The book’s fun, and it’s good practice. I’ve not written much from the third person, and I’ve never written a piece from multiple perspectives before. These are things I want to be able to do, so writing something that may never have a prayer of seeing publication just to practice those techniques and aspects of the craft is okay. I have two main characters, and they feel fairly distinct in my mind. Trying to push that into the words, in writing how each of them see the world, is a really interesting process.
Something I always try to keep in mind is that J.K. Rowling was rejected by a dozen publishers on Harry Potter and the Philosopher’s Stone. Brandon Sanderson first got published on his sixth book, Elantris (and was working on writing his eleventh or twelfth when he got the call). Writing takes time, and takes attempts. I’ve (basically) chosen to take the path of writing a bunch of different things to practice the craft, instead of just refining one story over and over and over and over for a decade.
And that’s okay.
(Plus it gives me an excuse not to revise and edit…)
Last Week: Nothing formal, but in essence WRITE WRITE WRITE for NaNoWriMo. Not accomplished.

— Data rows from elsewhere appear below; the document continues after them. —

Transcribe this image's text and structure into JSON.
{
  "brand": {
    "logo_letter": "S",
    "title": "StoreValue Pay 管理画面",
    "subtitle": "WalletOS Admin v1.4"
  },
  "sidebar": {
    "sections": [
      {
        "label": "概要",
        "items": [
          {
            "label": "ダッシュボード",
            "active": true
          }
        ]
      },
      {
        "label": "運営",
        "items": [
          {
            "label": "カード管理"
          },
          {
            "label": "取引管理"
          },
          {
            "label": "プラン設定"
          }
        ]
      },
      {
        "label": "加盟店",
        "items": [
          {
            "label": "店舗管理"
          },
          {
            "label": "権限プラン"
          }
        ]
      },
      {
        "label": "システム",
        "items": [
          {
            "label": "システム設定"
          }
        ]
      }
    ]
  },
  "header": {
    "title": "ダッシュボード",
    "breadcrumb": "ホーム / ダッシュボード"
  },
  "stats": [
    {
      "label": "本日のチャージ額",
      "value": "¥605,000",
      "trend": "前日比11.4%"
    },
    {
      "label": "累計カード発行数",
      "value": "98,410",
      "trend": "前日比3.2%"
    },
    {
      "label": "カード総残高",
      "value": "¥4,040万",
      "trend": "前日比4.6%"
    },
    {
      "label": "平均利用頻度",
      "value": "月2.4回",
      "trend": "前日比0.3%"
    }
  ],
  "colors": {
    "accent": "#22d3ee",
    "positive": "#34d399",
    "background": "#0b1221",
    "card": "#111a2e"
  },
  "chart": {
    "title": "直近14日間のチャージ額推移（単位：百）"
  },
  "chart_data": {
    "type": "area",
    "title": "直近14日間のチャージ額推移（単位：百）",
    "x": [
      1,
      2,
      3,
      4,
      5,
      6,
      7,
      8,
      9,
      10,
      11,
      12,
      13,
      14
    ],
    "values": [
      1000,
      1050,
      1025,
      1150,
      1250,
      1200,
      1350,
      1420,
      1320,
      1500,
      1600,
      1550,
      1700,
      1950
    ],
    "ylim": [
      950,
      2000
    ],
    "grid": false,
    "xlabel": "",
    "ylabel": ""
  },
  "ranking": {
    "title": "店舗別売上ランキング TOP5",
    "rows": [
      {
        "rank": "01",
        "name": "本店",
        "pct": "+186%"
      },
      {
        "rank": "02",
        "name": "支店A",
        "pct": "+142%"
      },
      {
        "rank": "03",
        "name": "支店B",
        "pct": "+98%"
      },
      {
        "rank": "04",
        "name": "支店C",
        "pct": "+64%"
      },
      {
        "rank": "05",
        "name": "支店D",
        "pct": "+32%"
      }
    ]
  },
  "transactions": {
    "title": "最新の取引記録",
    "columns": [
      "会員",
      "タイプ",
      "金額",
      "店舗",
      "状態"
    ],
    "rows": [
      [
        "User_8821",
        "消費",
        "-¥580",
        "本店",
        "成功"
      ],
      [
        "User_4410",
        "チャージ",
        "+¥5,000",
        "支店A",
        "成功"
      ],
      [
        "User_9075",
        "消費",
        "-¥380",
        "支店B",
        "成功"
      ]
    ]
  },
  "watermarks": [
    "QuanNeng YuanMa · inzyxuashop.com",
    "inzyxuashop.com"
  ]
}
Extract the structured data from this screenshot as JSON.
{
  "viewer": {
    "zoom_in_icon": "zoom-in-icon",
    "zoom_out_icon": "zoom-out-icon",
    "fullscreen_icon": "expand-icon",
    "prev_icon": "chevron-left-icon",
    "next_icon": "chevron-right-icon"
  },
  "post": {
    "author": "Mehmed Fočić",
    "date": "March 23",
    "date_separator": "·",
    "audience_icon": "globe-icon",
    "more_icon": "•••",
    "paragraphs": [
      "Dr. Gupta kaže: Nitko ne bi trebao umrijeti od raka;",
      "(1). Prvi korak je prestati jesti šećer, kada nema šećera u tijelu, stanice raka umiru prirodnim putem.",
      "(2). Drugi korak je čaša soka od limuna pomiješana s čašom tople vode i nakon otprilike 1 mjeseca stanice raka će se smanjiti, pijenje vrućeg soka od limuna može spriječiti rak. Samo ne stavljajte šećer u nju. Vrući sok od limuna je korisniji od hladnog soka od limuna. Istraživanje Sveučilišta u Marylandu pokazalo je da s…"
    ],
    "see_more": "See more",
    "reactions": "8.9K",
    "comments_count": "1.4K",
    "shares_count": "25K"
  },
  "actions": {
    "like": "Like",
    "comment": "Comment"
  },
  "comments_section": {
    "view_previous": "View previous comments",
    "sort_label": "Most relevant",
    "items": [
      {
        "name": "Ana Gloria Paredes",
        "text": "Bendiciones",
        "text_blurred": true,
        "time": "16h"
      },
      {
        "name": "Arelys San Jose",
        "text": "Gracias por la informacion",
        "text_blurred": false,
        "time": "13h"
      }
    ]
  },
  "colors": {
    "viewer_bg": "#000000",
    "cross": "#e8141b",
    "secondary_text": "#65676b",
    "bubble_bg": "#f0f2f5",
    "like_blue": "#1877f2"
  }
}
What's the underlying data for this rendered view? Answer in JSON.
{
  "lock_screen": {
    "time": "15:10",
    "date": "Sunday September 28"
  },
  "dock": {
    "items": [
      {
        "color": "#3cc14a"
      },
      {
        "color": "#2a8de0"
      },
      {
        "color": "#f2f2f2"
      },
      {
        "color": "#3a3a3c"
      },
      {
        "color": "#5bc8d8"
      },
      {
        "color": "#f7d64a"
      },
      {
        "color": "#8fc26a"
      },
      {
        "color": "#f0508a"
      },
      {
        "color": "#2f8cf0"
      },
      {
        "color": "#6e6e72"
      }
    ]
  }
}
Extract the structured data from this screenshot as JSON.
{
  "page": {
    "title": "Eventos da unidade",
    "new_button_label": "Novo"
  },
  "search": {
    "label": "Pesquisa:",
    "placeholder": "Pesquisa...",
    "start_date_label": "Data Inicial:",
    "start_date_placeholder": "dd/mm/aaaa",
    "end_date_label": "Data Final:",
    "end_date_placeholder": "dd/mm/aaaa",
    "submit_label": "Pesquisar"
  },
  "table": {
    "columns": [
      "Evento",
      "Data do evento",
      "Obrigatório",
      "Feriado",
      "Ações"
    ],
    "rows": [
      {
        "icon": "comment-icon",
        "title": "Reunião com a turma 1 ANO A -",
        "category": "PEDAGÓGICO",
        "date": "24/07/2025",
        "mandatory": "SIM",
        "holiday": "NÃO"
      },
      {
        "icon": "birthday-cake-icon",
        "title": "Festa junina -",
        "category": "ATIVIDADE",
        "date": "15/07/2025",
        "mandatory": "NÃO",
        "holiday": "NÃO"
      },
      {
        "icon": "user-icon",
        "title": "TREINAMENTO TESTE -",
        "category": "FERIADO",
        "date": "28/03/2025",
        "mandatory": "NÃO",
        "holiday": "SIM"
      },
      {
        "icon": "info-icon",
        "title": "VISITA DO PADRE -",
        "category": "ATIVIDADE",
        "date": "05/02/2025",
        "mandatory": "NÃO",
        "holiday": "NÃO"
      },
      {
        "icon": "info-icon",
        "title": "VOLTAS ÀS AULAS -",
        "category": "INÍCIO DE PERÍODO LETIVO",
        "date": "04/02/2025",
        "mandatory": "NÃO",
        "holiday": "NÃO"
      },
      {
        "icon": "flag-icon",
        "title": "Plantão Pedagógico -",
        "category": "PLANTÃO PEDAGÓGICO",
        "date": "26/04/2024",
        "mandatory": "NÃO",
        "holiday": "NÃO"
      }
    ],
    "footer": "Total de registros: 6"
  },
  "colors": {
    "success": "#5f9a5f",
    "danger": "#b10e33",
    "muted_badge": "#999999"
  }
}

This Week: My Alcibiades paper (for my MFA) is due on Sunday, so that’s my focus. I’m already getting the hunch that I won’t have something finished that I like, but at least I think I know where I’ve erred in setting my scope. I’m going to try finishing a draft of the piece, instead of smashing out something completely different with a more accurate chunk of history to chew on.